|WO2010120970A1 *||Apr 15, 2010||Oct 21, 2010||Synthes Usa, Llc||Trial implant assembly|
|WO2013159823A1 *||Apr 27, 2012||Oct 31, 2013||Lfc Spólka Z O.O.||Intervertebral implant, instrument for use in placing it|
|U.S. Classification||623/17.16, 623/23.47|
|International Classification||A61F2/28, A61F2/44|
|Cooperative Classification||A61B17/1604, A61F2250/0008, A61F2002/30616, A61F2250/0006, A61B17/025, A61F2/4611, A61B17/1606, A61F2002/30884, A61B2017/0256, A61B19/54, A61B17/92, A61F2250/0098, A61F2002/30553, A61B17/1671, A61B17/1735, A61F2002/4627, A61B2019/461, A61B2019/303, A61F2002/30538, A61F2002/30507, A61F2002/4628, A61F2002/4658, A61F2002/4668, A61F2/4657, A61F2002/30579, A61F2002/30563, A61F2220/0025, A61F2002/3008, A61B2019/467, A61F2002/30601, A61F2/4684|

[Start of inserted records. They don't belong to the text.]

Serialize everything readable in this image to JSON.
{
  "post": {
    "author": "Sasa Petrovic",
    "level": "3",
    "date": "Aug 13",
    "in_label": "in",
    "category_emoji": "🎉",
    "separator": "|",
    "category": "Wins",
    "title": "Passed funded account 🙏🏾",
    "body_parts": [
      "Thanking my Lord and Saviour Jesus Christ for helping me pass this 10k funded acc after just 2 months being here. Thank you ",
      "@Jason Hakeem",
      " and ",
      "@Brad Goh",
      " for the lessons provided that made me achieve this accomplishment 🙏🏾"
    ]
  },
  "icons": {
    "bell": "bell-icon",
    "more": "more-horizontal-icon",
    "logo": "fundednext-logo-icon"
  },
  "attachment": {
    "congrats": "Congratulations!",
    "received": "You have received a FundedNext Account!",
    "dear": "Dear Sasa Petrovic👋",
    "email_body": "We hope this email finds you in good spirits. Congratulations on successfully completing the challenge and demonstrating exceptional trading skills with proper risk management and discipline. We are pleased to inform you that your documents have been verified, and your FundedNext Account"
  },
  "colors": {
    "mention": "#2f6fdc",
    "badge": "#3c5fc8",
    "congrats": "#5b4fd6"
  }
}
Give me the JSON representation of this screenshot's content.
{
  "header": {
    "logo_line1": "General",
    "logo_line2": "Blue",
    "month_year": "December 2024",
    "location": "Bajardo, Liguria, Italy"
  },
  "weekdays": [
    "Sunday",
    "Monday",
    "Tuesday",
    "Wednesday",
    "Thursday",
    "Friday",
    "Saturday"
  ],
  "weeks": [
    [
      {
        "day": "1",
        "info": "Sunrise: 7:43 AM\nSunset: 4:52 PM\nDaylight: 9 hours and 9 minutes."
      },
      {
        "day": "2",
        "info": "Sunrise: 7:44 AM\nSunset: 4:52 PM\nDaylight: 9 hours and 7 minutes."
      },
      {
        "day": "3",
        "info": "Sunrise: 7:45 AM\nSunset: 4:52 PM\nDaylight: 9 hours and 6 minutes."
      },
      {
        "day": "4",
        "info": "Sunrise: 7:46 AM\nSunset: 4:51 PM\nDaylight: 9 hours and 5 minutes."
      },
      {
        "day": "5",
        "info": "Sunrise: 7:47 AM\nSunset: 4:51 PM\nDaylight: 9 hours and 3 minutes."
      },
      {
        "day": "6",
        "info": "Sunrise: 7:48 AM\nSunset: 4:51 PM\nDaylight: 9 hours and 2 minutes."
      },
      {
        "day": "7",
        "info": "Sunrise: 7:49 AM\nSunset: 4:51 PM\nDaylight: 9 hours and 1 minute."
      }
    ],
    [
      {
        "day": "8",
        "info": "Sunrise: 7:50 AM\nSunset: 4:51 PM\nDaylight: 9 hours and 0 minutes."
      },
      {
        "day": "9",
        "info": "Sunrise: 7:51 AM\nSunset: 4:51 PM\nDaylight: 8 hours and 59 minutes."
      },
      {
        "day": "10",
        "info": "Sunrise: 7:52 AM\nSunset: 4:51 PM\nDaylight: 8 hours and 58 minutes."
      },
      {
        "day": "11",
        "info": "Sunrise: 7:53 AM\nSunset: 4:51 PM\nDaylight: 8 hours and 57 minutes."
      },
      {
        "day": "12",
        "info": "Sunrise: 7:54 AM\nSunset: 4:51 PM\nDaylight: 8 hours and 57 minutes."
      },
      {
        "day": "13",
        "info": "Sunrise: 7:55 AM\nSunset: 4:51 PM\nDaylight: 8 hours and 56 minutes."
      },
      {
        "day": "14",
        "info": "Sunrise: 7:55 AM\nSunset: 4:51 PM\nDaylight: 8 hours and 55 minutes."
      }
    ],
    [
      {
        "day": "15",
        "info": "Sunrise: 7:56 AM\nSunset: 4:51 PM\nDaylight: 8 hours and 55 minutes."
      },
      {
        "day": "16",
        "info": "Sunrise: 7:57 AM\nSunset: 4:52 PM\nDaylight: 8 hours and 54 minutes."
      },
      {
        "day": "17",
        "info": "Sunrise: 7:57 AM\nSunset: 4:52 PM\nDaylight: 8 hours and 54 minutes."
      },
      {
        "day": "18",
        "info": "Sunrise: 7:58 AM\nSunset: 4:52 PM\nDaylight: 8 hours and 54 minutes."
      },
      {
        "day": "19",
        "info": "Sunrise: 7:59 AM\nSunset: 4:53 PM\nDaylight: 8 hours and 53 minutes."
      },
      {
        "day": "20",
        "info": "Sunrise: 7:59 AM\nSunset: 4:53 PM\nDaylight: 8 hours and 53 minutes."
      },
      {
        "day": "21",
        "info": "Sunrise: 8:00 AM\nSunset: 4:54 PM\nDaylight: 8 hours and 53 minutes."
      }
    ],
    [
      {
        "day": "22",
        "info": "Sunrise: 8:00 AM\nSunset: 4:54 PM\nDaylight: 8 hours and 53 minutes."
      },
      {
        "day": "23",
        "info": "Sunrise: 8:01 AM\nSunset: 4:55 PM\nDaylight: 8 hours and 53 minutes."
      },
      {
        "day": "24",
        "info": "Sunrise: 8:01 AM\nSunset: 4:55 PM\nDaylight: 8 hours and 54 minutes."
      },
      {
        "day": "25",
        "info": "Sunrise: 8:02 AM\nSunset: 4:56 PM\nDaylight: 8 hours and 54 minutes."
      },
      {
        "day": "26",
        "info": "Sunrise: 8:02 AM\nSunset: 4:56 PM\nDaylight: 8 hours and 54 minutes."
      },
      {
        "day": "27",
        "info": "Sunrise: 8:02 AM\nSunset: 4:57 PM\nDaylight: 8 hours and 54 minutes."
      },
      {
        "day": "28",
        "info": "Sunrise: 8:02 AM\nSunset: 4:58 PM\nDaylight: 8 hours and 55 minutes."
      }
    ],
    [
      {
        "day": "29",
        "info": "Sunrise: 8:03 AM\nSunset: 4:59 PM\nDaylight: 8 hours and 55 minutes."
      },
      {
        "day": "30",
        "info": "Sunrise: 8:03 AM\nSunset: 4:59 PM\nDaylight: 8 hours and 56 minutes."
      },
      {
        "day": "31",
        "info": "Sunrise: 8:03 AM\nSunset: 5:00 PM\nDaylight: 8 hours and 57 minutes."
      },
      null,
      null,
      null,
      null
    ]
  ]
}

|European Classification||A61B17/16C2, A61B17/16C, A61B17/16S4, A61B17/02J, A61F2/46B7, A61F2/46T, A61F2/46M|
|Jan 23, 2009||AS||Assignment|
Owner name: SPINAL KINETICS, INC., CALIFORNIA
Free format text: ASSIGNMENT OF ASSIGNORS INTEREST;ASSIGNORS:GITTINGS, DARIN C.;FELLENZ, FRANK;DOLIN, JEFFREY L.;AND OTHERS;REEL/FRAME:022150/0001;SIGNING DATES FROM 20070126 TO 20070320
|Dec 22, 2010||AS||Assignment|
Owner name: VENTURE LENDING & LEASING V, INC. AND VENTURE LEND
Free format text: SECURITY AGREEMENT;ASSIGNOR:SPINAL KINETICS, INC.;REEL/FRAME:025614/0428
Effective date: 20100730